### [Exercise aim]
Identify and pull out each line of the entries in which "subtitle" occurs.

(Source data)
______
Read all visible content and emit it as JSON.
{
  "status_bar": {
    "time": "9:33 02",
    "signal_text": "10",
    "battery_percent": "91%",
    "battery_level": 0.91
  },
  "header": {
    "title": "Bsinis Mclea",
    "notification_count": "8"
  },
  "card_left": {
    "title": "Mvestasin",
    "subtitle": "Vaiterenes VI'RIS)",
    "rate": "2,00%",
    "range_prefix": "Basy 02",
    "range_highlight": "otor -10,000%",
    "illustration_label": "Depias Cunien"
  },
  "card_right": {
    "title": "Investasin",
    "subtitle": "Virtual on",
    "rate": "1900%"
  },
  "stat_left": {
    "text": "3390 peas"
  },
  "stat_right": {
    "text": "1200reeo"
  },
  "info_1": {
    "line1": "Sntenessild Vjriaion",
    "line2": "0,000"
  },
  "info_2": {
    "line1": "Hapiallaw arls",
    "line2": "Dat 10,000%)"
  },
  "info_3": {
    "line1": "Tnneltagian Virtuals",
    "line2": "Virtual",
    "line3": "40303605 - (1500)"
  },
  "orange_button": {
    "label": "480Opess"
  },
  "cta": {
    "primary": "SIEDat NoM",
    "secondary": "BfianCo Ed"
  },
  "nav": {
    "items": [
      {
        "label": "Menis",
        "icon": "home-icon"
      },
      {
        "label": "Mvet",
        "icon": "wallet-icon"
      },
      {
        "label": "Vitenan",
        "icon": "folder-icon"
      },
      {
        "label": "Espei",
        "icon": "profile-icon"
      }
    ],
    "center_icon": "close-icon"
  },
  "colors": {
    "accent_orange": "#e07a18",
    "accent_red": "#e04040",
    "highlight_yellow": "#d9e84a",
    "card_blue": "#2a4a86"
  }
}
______
### [Response to this exercise]
    "subtitle": "Vaiterenes VI'RIS)",
    "subtitle": "Virtual on",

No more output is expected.